Exercise aim »
Any image in the records is to be skipped; everything else should be reproduced exactly.

Extracted material »
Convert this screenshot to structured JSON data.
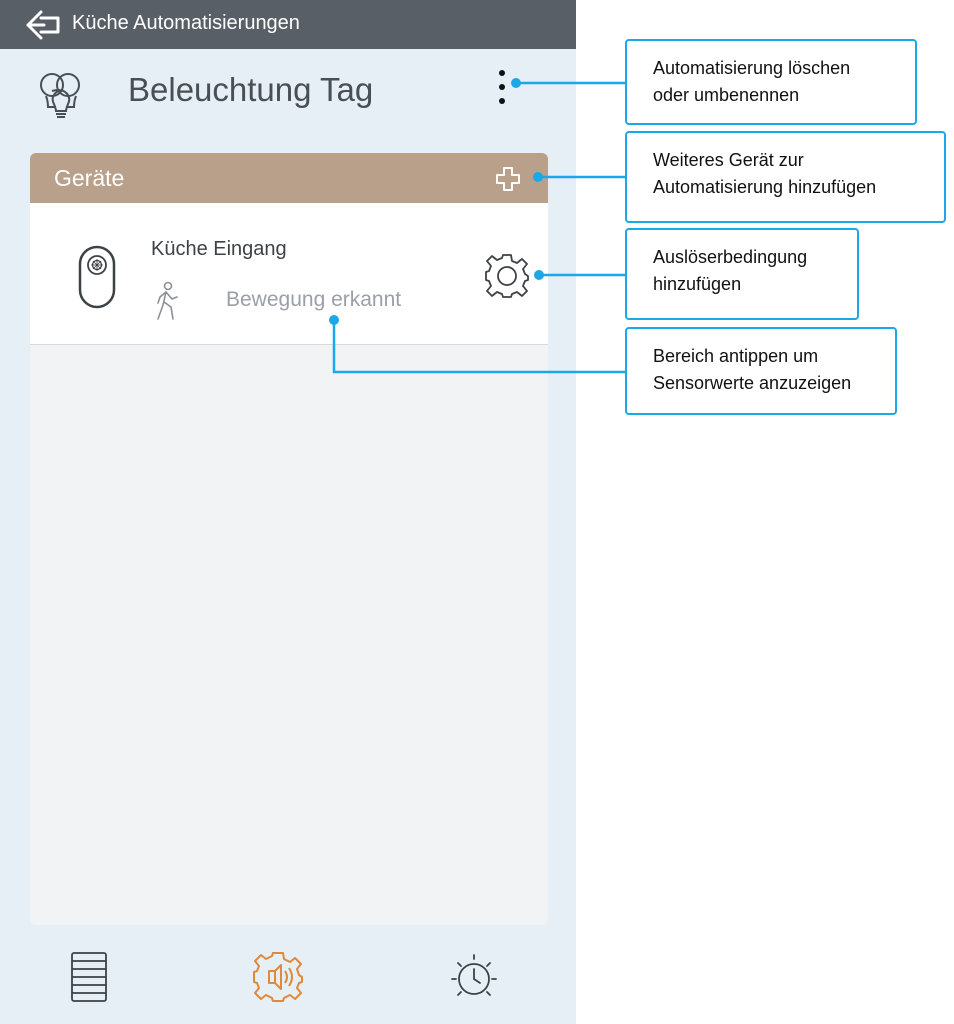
{
  "topbar": {
    "back_icon": "arrow-left-icon",
    "title": "Küche Automatisierungen"
  },
  "header": {
    "icon": "light-bulbs-icon",
    "title": "Beleuchtung Tag",
    "menu_icon": "more-vertical-icon"
  },
  "devices_section": {
    "title": "Geräte",
    "add_icon": "plus-icon",
    "devices": [
      {
        "name": "Küche Eingang",
        "device_icon": "motion-sensor-icon",
        "status_icon": "walking-person-icon",
        "value": "Bewegung erkannt",
        "settings_icon": "gear-icon"
      }
    ]
  },
  "bottom_nav": [
    {
      "icon": "list-icon",
      "active": false
    },
    {
      "icon": "automation-gear-icon",
      "active": true
    },
    {
      "icon": "timer-icon",
      "active": false
    }
  ],
  "callouts": [
    {
      "lines": [
        "Automatisierung löschen",
        "oder umbenennen"
      ]
    },
    {
      "lines": [
        "Weiteres Gerät zur",
        "Automatisierung hinzufügen"
      ]
    },
    {
      "lines": [
        "Auslöserbedingung",
        "hinzufügen"
      ]
    },
    {
      "lines": [
        "Bereich antippen um",
        "Sensorwerte anzuzeigen"
      ]
    }
  ],
  "colors": {
    "topbar": "#585f66",
    "background": "#e6eef6",
    "section_header": "#b8a08b",
    "accent_orange": "#e0893a",
    "callout_border": "#1ba7e8"
  }
}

Output for this task »
Convert this screenshot to structured JSON data.
{
  "topbar": {
    "back_icon": "arrow-left-icon",
    "title": "Küche Automatisierungen"
  },
  "header": {
    "icon": "light-bulbs-icon",
    "title": "Beleuchtung Tag",
    "menu_icon": "more-vertical-icon"
  },
  "devices_section": {
    "title": "Geräte",
    "add_icon": "plus-icon",
    "devices": [
      {
        "name": "Küche Eingang",
        "device_icon": "motion-sensor-icon",
        "status_icon": "walking-person-icon",
        "value": "Bewegung erkannt",
        "settings_icon": "gear-icon"
      }
    ]
  },
  "bottom_nav": [
    {
      "icon": "list-icon",
      "active": false
    },
    {
      "icon": "automation-gear-icon",
      "active": true
    },
    {
      "icon": "timer-icon",
      "active": false
    }
  ],
  "callouts": [
    {
      "lines": [
        "Automatisierung löschen",
        "oder umbenennen"
      ]
    },
    {
      "lines": [
        "Weiteres Gerät zur",
        "Automatisierung hinzufügen"
      ]
    },
    {
      "lines": [
        "Auslöserbedingung",
        "hinzufügen"
      ]
    },
    {
      "lines": [
        "Bereich antippen um",
        "Sensorwerte anzuzeigen"
      ]
    }
  ],
  "colors": {
    "topbar": "#585f66",
    "background": "#e6eef6",
    "section_header": "#b8a08b",
    "accent_orange": "#e0893a",
    "callout_border": "#1ba7e8"
  }
}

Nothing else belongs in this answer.